→ Task
Search the records for the word "JSON". Copy every line where it appears.

[Dataset rows for apps and sites]
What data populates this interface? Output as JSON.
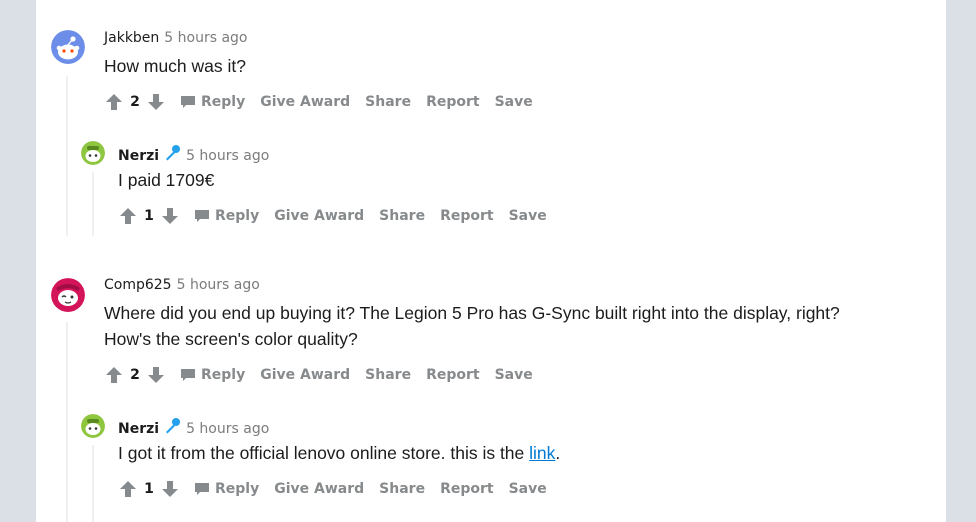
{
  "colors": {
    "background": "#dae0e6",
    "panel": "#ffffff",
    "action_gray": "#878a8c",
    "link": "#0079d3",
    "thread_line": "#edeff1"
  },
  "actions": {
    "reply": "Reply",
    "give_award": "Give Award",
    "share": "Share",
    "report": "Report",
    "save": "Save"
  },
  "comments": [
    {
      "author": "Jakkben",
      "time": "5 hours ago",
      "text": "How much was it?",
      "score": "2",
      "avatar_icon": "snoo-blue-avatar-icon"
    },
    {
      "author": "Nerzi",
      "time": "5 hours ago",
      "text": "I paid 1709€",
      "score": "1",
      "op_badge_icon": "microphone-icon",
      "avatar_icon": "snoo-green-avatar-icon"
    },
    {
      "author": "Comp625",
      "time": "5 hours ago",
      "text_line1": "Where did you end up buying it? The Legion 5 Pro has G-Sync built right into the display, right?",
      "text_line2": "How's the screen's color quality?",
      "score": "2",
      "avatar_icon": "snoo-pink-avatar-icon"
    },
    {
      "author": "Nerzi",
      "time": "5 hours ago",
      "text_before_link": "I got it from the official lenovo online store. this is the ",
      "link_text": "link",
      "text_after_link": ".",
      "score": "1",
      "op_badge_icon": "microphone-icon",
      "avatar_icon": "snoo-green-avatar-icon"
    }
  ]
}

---

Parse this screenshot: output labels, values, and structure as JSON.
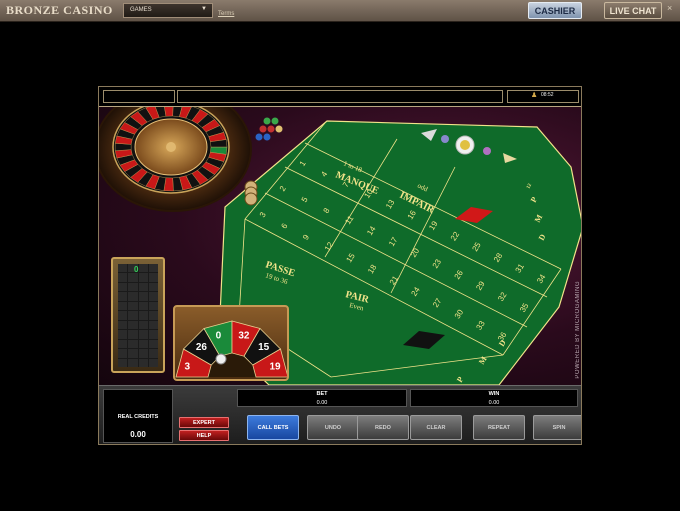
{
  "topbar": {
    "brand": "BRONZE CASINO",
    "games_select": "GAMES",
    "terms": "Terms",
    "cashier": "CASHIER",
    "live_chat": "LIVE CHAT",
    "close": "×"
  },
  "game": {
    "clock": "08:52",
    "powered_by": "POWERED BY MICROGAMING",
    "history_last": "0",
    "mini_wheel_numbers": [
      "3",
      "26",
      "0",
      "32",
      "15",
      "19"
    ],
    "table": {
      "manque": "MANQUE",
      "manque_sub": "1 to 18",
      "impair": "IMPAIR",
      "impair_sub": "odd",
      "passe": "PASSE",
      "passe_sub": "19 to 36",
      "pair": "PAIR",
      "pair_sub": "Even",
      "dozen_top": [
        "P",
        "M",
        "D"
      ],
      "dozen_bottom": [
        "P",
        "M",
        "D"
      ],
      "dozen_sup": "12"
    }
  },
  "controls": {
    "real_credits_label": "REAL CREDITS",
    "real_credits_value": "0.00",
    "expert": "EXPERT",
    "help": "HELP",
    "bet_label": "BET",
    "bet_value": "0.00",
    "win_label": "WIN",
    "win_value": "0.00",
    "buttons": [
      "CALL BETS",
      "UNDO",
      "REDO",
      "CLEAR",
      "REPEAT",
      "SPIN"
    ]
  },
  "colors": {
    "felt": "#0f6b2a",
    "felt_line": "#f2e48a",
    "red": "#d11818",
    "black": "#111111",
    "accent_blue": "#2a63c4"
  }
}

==

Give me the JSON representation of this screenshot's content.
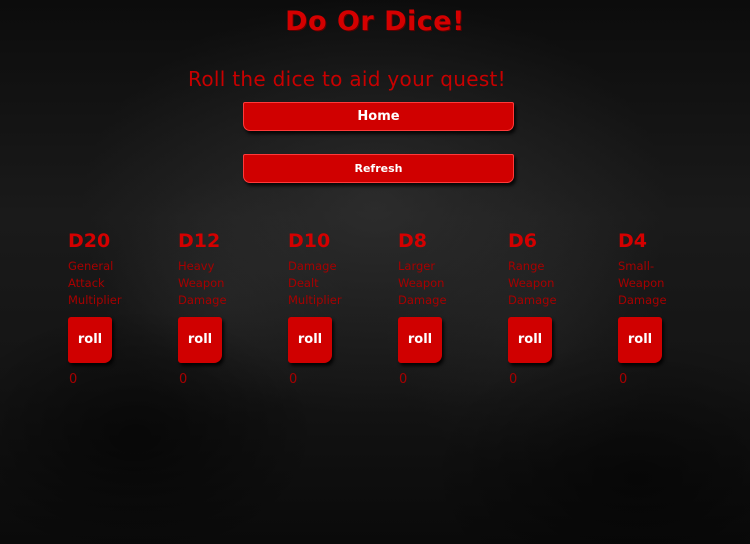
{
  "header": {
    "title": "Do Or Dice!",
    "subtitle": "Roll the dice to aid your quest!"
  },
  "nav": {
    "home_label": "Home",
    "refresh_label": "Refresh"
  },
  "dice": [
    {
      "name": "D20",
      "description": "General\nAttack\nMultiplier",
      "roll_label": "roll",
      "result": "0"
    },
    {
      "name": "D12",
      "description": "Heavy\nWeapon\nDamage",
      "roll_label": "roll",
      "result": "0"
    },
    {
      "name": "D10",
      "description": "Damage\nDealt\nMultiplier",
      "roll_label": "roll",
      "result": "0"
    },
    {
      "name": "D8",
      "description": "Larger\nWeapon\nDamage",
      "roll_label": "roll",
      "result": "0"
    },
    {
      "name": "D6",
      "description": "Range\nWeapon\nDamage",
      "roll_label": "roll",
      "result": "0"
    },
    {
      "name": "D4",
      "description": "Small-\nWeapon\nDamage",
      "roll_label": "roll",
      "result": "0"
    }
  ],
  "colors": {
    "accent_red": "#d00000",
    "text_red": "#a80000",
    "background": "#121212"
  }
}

→ Result for this task
What data populates this interface? Output as JSON.
Parse this screenshot: output labels, values, and structure as JSON.
Give me the JSON representation of this screenshot's content.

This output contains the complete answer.